Last month, more than 100 retired generals and admirals wrote to members of the Senate expressing "profound concern" about Haspel's nomination -- specifically for her involvement in interrogating terrorism suspects that some say amounted to torture.
"I would never allow the CIA to be allowed to be involved in corrosive interrogations," Haspel said Wednesday when asked about waterboarding, a controversial interrogation technique that simulates drowning.
One figure apparently concerned about Haspel's nomination is Khalid Shaikh Mohammed, the mastermind of the Sept. 11 attacks who was captured in 2003 and interrogated on numerous occasions by the CIA. His attorneys have asked a military judge for permission to share information about Haspel with the committee.
According Senate investigators, Mohammed was "waterboarded" 183 times, slapped, slammed into a wall, shackled into painful positions and sleep-deprived while forced to stand with his hands chained above his chest, The New York Times reported.
Internal CIA documents said Mohammed nearly drowned as a result of some of the waterboardings, a Senate intelligence committee study found in 2014.
A CIA spokesman told the Times he couldn't say whether Haspel was ever involved in Mohammed's interrogations.
When asked how she would respond if ordered to torture detainees again, Haspel said, "I would never, ever take the CIA back to an interrogation program."
"I would not put CIA officers at risk by asking them to undertake risky, controversial activity again," she added.
Haspel said the tapes were destroyed due to a security risk posed to CIA officers on the tapes.
Haspel, 61, joined the CIA in 1985 and spent most of her career as a clandestine operative. She has served as deputy CIA director since last year and acting director since April 26. For a few weeks in 2013, she was the agency's acting director of the National Clandestine Service under President Barack Obama.

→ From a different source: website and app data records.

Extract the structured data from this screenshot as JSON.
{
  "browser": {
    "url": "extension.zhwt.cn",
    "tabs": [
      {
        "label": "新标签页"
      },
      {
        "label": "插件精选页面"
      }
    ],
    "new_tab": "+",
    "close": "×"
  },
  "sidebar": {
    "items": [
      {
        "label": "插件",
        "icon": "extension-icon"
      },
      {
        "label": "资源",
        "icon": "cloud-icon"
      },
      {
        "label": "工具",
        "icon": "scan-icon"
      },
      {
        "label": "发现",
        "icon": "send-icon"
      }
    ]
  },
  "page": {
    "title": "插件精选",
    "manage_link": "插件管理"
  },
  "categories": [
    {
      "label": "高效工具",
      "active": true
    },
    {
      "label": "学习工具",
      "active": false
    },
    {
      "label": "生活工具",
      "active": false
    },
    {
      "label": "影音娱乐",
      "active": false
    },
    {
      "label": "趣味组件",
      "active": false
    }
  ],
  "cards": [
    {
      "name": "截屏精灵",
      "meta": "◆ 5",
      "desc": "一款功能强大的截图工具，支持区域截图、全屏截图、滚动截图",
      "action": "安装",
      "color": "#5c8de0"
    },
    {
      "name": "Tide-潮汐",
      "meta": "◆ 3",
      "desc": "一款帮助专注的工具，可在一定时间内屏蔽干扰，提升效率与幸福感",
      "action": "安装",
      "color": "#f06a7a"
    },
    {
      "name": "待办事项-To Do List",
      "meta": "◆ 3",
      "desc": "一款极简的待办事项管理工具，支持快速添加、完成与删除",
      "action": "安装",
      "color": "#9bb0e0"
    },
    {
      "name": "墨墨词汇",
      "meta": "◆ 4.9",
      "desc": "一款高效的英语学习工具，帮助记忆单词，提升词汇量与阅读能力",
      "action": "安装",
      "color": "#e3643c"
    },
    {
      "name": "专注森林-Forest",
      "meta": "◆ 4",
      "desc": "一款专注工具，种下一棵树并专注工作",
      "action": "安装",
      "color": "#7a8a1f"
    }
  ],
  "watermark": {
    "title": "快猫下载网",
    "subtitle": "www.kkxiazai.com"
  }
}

If confirmed, Haspel would become the CIA's first permanent female director.